Torus networks are widely adopted as custom interconnects in High-Performance Computing (HPC) systems because of a series of interesting features, such as their regular physical arrangement, short cabling at low dimensions, good path diversity and good performance for the rather wide class of workloads characterized by local communication patterns. One of their main disadvantages is that they have a larger diameter compared to other network topologies, resulting in an increased communication latency at large sizes. Using a relatively small sized torus network as the lowest tier of a multi-tiered hybrid interconnect allows exploiting all the advantages of this class of networks while circumventing their inherent limitations, as demonstrated by recent works. A large number of routing algorithms for this class of networks has been proposed throughout the years, ranging from deterministic to fully adaptive ones, with the aim of improving performance – especially under non uniform traffic conditions – and fault-tolerance. This thesis describes DQN-Routing: a novel, distributed, unicast, fully adaptive non-minimal routing algorithm for torus networks. The idea behind the algorithm is to leverage the constantly ever-increasing availability of ubiquitous computing power to delegate the routing decision to an agent trained by reinforcement learning. The agent is implemented, according to the Deep Reinforcement Learning approach, with a convolutional neural network trained with a variant of Q-learning (DQN), having local and first-neighbour routers states and packet source and destination coordinates as inputs, and the value functions estimating future rewards for all possible routing actions as output. The agents calculate the reward corresponding to their routing action using the receive timestamp contained in the acknowledge message sent along the reverse path from destination to source node. These rewards are used to guide the training process toward better performance, i.e. to perform routing actions that try to minimize the communication latency of the routed packets given the experienced network state. In our experimental setup, the routing problem is represented as an independent multi-agent reinforcement learning problem , where the environment is provided by the OMNeT++ discrete event simulator framework modeling a torus network under different traffic conditions. The reference network architectures for our investigation have been APEnet and its latest incarnation, the ExaNet multi-tier hybrid network dedicated to HPC. In this context, we focused on the configuration characterized by a number of nodes in the sub-torus tiers equal to sixteen in a 4x4 bi-dimensional torus, which allowed to effectively simulate the network by means of a single, although powerful, GPU-accelerated workstation. We compare the performance of DQN-Routing as measured on this experimental setup for different traffic conditions with those obtained by state-of-the-art routing algorithms, using traffic patterns generated both synthetically and by our reference application, the Distributed Polychronous Spiking Neural Network simulator.
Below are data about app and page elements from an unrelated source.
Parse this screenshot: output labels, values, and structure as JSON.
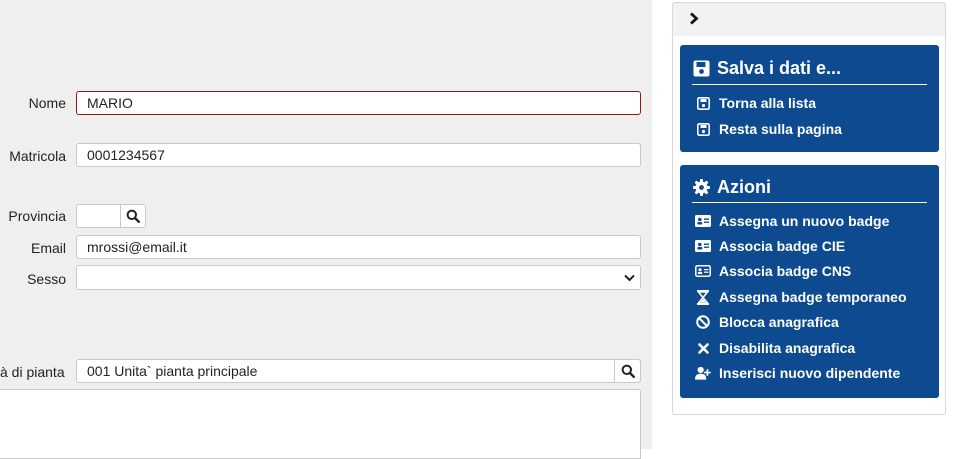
{
  "form": {
    "nome": {
      "label": "Nome",
      "value": "MARIO"
    },
    "matricola": {
      "label": "Matricola",
      "value": "0001234567"
    },
    "provincia": {
      "label": "Provincia",
      "value": ""
    },
    "email": {
      "label": "Email",
      "value": "mrossi@email.it"
    },
    "sesso": {
      "label": "Sesso",
      "value": ""
    },
    "unita": {
      "label": "à di pianta",
      "value": "001 Unita` pianta principale"
    }
  },
  "sidebar": {
    "collapse_icon": "chevron-right-icon",
    "save_panel": {
      "title": "Salva i dati e...",
      "title_icon": "floppy-disk-icon",
      "items": [
        {
          "label": "Torna alla lista",
          "icon": "floppy-small-icon"
        },
        {
          "label": "Resta sulla pagina",
          "icon": "floppy-small-icon"
        }
      ]
    },
    "actions_panel": {
      "title": "Azioni",
      "title_icon": "gear-icon",
      "items": [
        {
          "label": "Assegna un nuovo badge",
          "icon": "id-card-icon"
        },
        {
          "label": "Associa badge CIE",
          "icon": "id-card-icon"
        },
        {
          "label": "Associa badge CNS",
          "icon": "id-card-outline-icon"
        },
        {
          "label": "Assegna badge temporaneo",
          "icon": "hourglass-icon"
        },
        {
          "label": "Blocca anagrafica",
          "icon": "ban-icon"
        },
        {
          "label": "Disabilita anagrafica",
          "icon": "times-icon"
        },
        {
          "label": "Inserisci nuovo dipendente",
          "icon": "user-plus-icon"
        }
      ]
    }
  },
  "colors": {
    "panel_bg": "#0e4a8f",
    "form_bg": "#efefef",
    "error_border": "#8b1a1a"
  }
}
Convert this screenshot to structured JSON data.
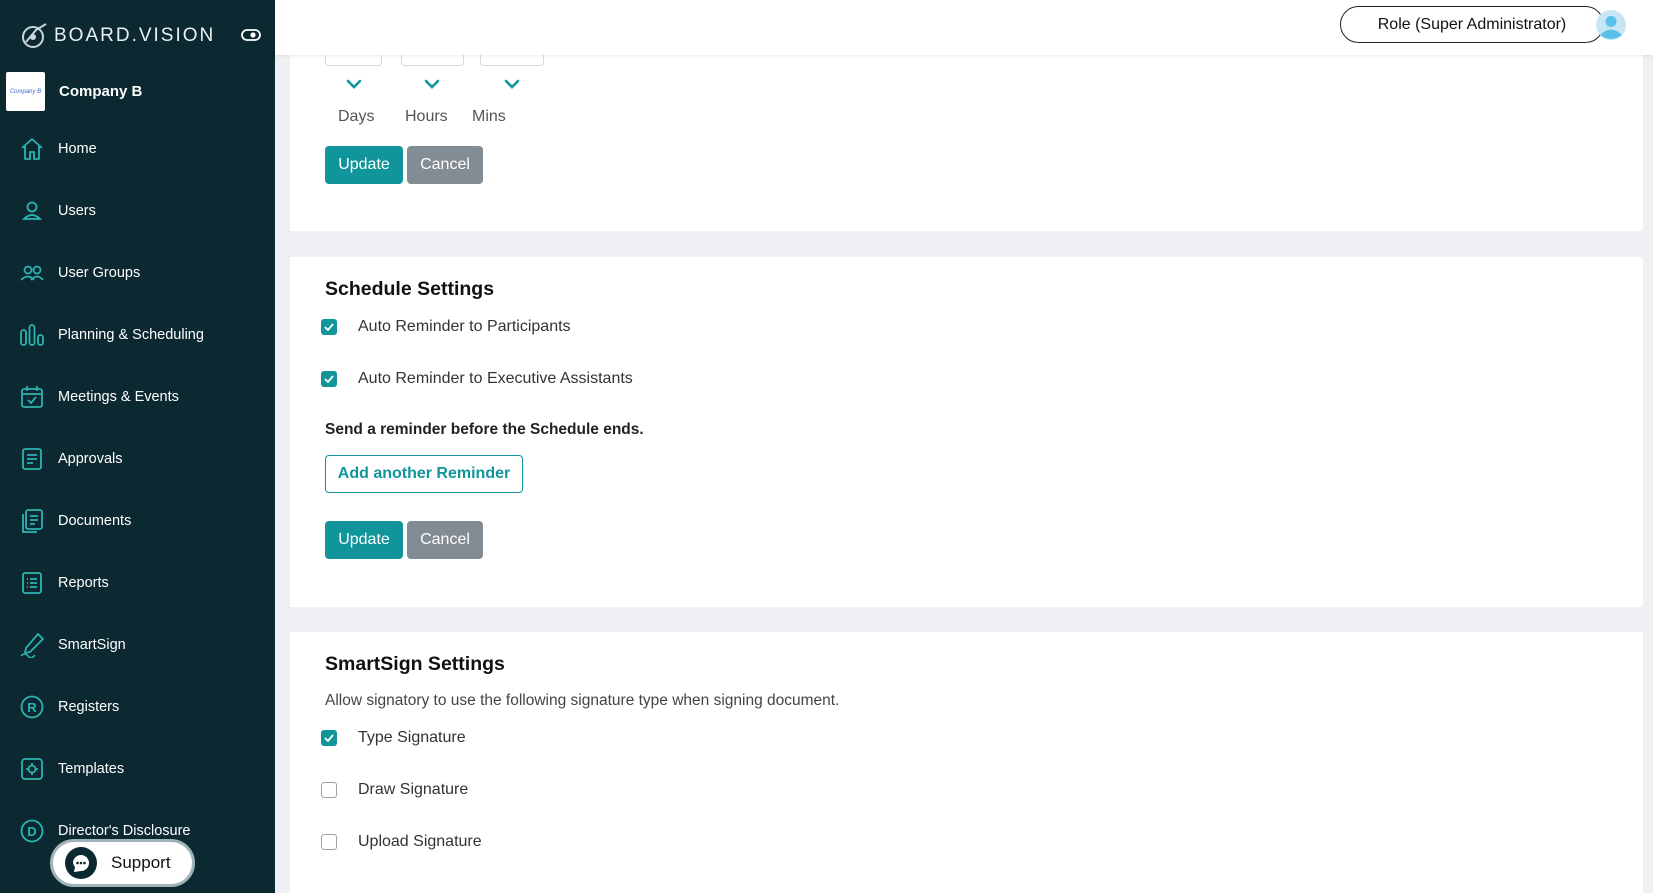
{
  "brand": {
    "name": "BOARD.VISION"
  },
  "company": {
    "name": "Company B",
    "logo_text": "Company B"
  },
  "nav": [
    {
      "label": "Home",
      "icon": "home-icon"
    },
    {
      "label": "Users",
      "icon": "user-icon"
    },
    {
      "label": "User Groups",
      "icon": "users-icon"
    },
    {
      "label": "Planning & Scheduling",
      "icon": "bars-chart-icon"
    },
    {
      "label": "Meetings & Events",
      "icon": "calendar-check-icon"
    },
    {
      "label": "Approvals",
      "icon": "approval-doc-icon"
    },
    {
      "label": "Documents",
      "icon": "documents-icon"
    },
    {
      "label": "Reports",
      "icon": "report-list-icon"
    },
    {
      "label": "SmartSign",
      "icon": "pen-sign-icon"
    },
    {
      "label": "Registers",
      "icon": "registered-icon"
    },
    {
      "label": "Templates",
      "icon": "template-gear-icon"
    },
    {
      "label": "Director's Disclosure",
      "icon": "disclosure-d-icon"
    }
  ],
  "support": {
    "label": "Support"
  },
  "topbar": {
    "role": "Role (Super Administrator)"
  },
  "duration": {
    "days_label": "Days",
    "hours_label": "Hours",
    "mins_label": "Mins"
  },
  "buttons": {
    "update": "Update",
    "cancel": "Cancel",
    "add_reminder": "Add another Reminder"
  },
  "schedule": {
    "title": "Schedule Settings",
    "options": [
      {
        "label": "Auto Reminder to Participants",
        "checked": true
      },
      {
        "label": "Auto Reminder to Executive Assistants",
        "checked": true
      }
    ],
    "reminder_text": "Send a reminder before the Schedule ends."
  },
  "smartsign": {
    "title": "SmartSign Settings",
    "description": "Allow signatory to use the following signature type when signing document.",
    "options": [
      {
        "label": "Type Signature",
        "checked": true
      },
      {
        "label": "Draw Signature",
        "checked": false
      },
      {
        "label": "Upload Signature",
        "checked": false
      }
    ]
  },
  "colors": {
    "sidebar": "#0c2830",
    "accent": "#10959b",
    "secondary_button": "#848c93"
  }
}
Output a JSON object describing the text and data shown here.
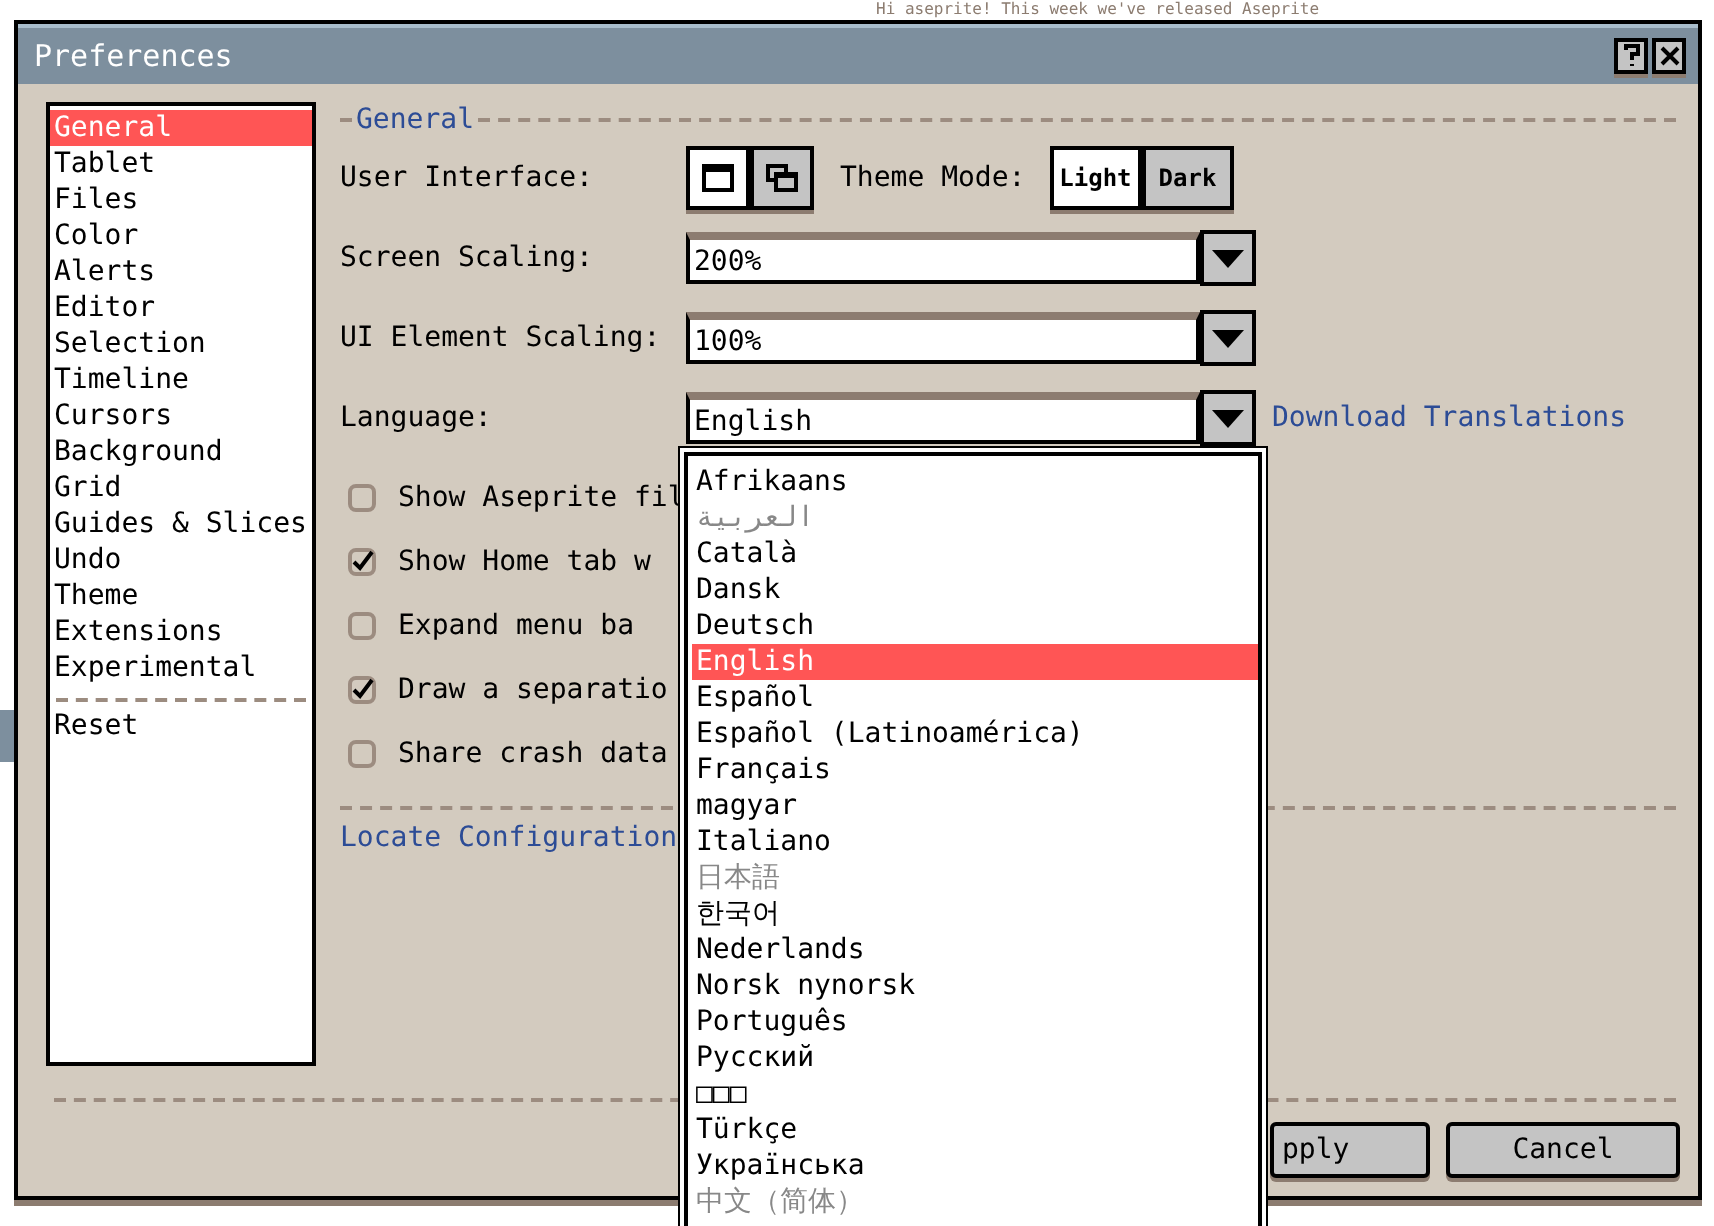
{
  "background": {
    "text": "Hi aseprite! This week we've released Aseprite"
  },
  "window": {
    "title": "Preferences"
  },
  "sidebar": {
    "items": [
      {
        "label": "General",
        "selected": true
      },
      {
        "label": "Tablet",
        "selected": false
      },
      {
        "label": "Files",
        "selected": false
      },
      {
        "label": "Color",
        "selected": false
      },
      {
        "label": "Alerts",
        "selected": false
      },
      {
        "label": "Editor",
        "selected": false
      },
      {
        "label": "Selection",
        "selected": false
      },
      {
        "label": "Timeline",
        "selected": false
      },
      {
        "label": "Cursors",
        "selected": false
      },
      {
        "label": "Background",
        "selected": false
      },
      {
        "label": "Grid",
        "selected": false
      },
      {
        "label": "Guides & Slices",
        "selected": false
      },
      {
        "label": "Undo",
        "selected": false
      },
      {
        "label": "Theme",
        "selected": false
      },
      {
        "label": "Extensions",
        "selected": false
      },
      {
        "label": "Experimental",
        "selected": false
      }
    ],
    "footer_items": [
      {
        "label": "Reset",
        "selected": false
      }
    ]
  },
  "section": {
    "title": "General"
  },
  "user_interface": {
    "label": "User Interface:",
    "options": [
      {
        "kind": "single",
        "selected": true
      },
      {
        "kind": "multiple",
        "selected": false
      }
    ]
  },
  "theme_mode": {
    "label": "Theme Mode:",
    "options": [
      {
        "label": "Light",
        "selected": true
      },
      {
        "label": "Dark",
        "selected": false
      }
    ]
  },
  "screen_scaling": {
    "label": "Screen Scaling:",
    "value": "200%"
  },
  "ui_element_scaling": {
    "label": "UI Element Scaling:",
    "value": "100%"
  },
  "language": {
    "label": "Language:",
    "value": "English",
    "link": "Download Translations"
  },
  "checkboxes": [
    {
      "label": "Show Aseprite fil",
      "checked": false
    },
    {
      "label": "Show Home tab w",
      "checked": true
    },
    {
      "label": "Expand menu ba",
      "checked": false
    },
    {
      "label": "Draw a separatio",
      "checked": true
    },
    {
      "label": "Share crash data",
      "checked": false
    }
  ],
  "locate_link": "Locate Configuration",
  "language_list": {
    "items": [
      {
        "label": "Afrikaans",
        "selected": false,
        "dimmed": false
      },
      {
        "label": "العربية",
        "selected": false,
        "dimmed": true
      },
      {
        "label": "Català",
        "selected": false,
        "dimmed": false
      },
      {
        "label": "Dansk",
        "selected": false,
        "dimmed": false
      },
      {
        "label": "Deutsch",
        "selected": false,
        "dimmed": false
      },
      {
        "label": "English",
        "selected": true,
        "dimmed": false
      },
      {
        "label": "Español",
        "selected": false,
        "dimmed": false
      },
      {
        "label": "Español (Latinoamérica)",
        "selected": false,
        "dimmed": false
      },
      {
        "label": "Français",
        "selected": false,
        "dimmed": false
      },
      {
        "label": "magyar",
        "selected": false,
        "dimmed": false
      },
      {
        "label": "Italiano",
        "selected": false,
        "dimmed": false
      },
      {
        "label": "日本語",
        "selected": false,
        "dimmed": true
      },
      {
        "label": "한국어",
        "selected": false,
        "dimmed": false
      },
      {
        "label": "Nederlands",
        "selected": false,
        "dimmed": false
      },
      {
        "label": "Norsk nynorsk",
        "selected": false,
        "dimmed": false
      },
      {
        "label": "Português",
        "selected": false,
        "dimmed": false
      },
      {
        "label": "Русский",
        "selected": false,
        "dimmed": false
      },
      {
        "label": "□□□",
        "selected": false,
        "dimmed": false
      },
      {
        "label": "Türkçe",
        "selected": false,
        "dimmed": false
      },
      {
        "label": "Українська",
        "selected": false,
        "dimmed": false
      },
      {
        "label": "中文（简体）",
        "selected": false,
        "dimmed": true
      }
    ]
  },
  "buttons": [
    {
      "label": "pply"
    },
    {
      "label": "Cancel"
    }
  ]
}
DQN-Routing: a novel adaptive routing algorithm for torus networks based on deep reinforcement learning / Lonardo, Alessandro. - (2020 Feb 18).
|Titolo:||DQN-Routing: a novel adaptive routing algorithm for torus networks based on deep reinforcement learning|
|Data di discussione:||18-feb-2020|
|Appartiene alla tipologia:||07a Tesi di Dottorato|